Data records for software interfaces:

● ● ●

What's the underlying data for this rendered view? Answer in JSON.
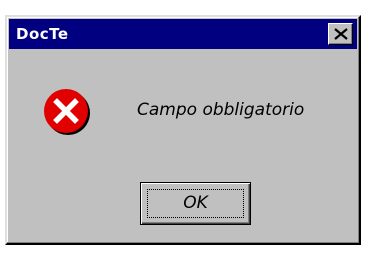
{
  "window": {
    "title": "DocTe"
  },
  "titlebar": {
    "close_icon": "close-x-icon"
  },
  "dialog": {
    "icon": "error-icon",
    "message": "Campo obbligatorio",
    "ok_label": "OK"
  },
  "colors": {
    "titlebar_bg": "#000080",
    "dialog_bg": "#c0c0c0",
    "error_red": "#e00000"
  }
}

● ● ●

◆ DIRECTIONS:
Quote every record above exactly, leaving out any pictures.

◆ WRITTEN SOLUTION:
What's the underlying data for this rendered view? Answer in JSON.
{
  "window": {
    "title": "DocTe"
  },
  "titlebar": {
    "close_icon": "close-x-icon"
  },
  "dialog": {
    "icon": "error-icon",
    "message": "Campo obbligatorio",
    "ok_label": "OK"
  },
  "colors": {
    "titlebar_bg": "#000080",
    "dialog_bg": "#c0c0c0",
    "error_red": "#e00000"
  }
}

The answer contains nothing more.